Nancy Jo Cullen
Nancy Jo Cullen is the author of three collections of poetry published with Frontenac House and her fourth collection, Nothing Will Save Your Life, was published by Wolsak and Wynn in 2022. Her poems have been published in such journals as Grain, The Puritan, Room, Arc Magazine and Best Canadian Poetry. As a young person she discovered her love of poetry through the work of such writers as Frank O'Hara, Bronwen Wallace and Michael Ondjaatje and she was delighted to be short-listed for the very first Bronwen Wallace Award for emerging writers in 1994. She continues to be inspired by work that is at once deeply personal and political.
Dorothy Mahoney is the author of several poetry collections including, Off-Leash (Palimpsest Press, 2016) and The Inevitable (Red Moon Press, 2022). Her poetry has been included in numerous anthologies, most recently Heartwood, poems for the love of trees (The League of Canadian Poets, 2018). Her haibun, “M PATHY”, won an Honourable Mention in the Genjuan International Haibun Contest in Japan, 2017. She is particularly intrigued by compressed forms and admires the prose poems of Tom Hennen and Robert Bly. She was able to attend workshops given by Patrick Lane, an inspirational source. A retired English and Creative Writing high school teacher, she has given workshops to teachers and writers at all levels. A volunteer with Hospice in Windsor, she has helped people write life stories. She often spends time on Manitoulin Island with her family and an Old English Sheepdog.
Use our website to engage your students!
Let your students browse the junior anthology for grades 6-8 and the senior anthology for grades 9-12 using Poem Roulette (search by theme, mood, or poet), the Random Poem, or the Poets page.

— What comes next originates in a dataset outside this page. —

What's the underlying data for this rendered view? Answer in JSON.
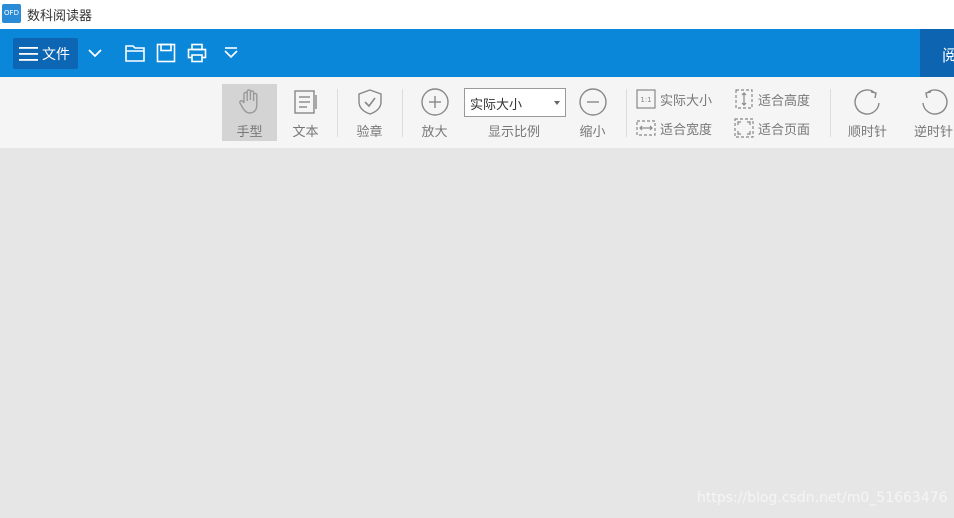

Discover all kinds of content, including Mixtapes - poetic playlists that delve into a specific topic or theme.There’s truly something for everyone: our collection spans centuries and includes important contemporary Canadian voices, including Billy-Ray Belcourt, Emma Healey, and Canisia Lubrin.
Visit the RECITE section of our site to learn about how our Junior and Senior Recitation Competitions work. You’ll find all the tools you need to run a contest at the classroom and school levels. A Team Regional is a great local contest option too — contact us if you’re interested.
Students in grades 7-12 can submit their original poetry (inspired by the work of other poets) to our journal, VOICES/VOIX and to our monthly poetry prompt prize with chances to win prizes and take part in FutureVerse, an all-expenses paid poetry intensive. Get your students writing now with our writing prompts.
Screen a few of our incredible recitation videos, take a quiz (there are no wrong answers!) or listen to an episode of our podcast, which features poets in conversation with the contest finalists who recited their work.
From all of us at Poetry In Voice, thank you for sharing the beauty and power of poetry with your students.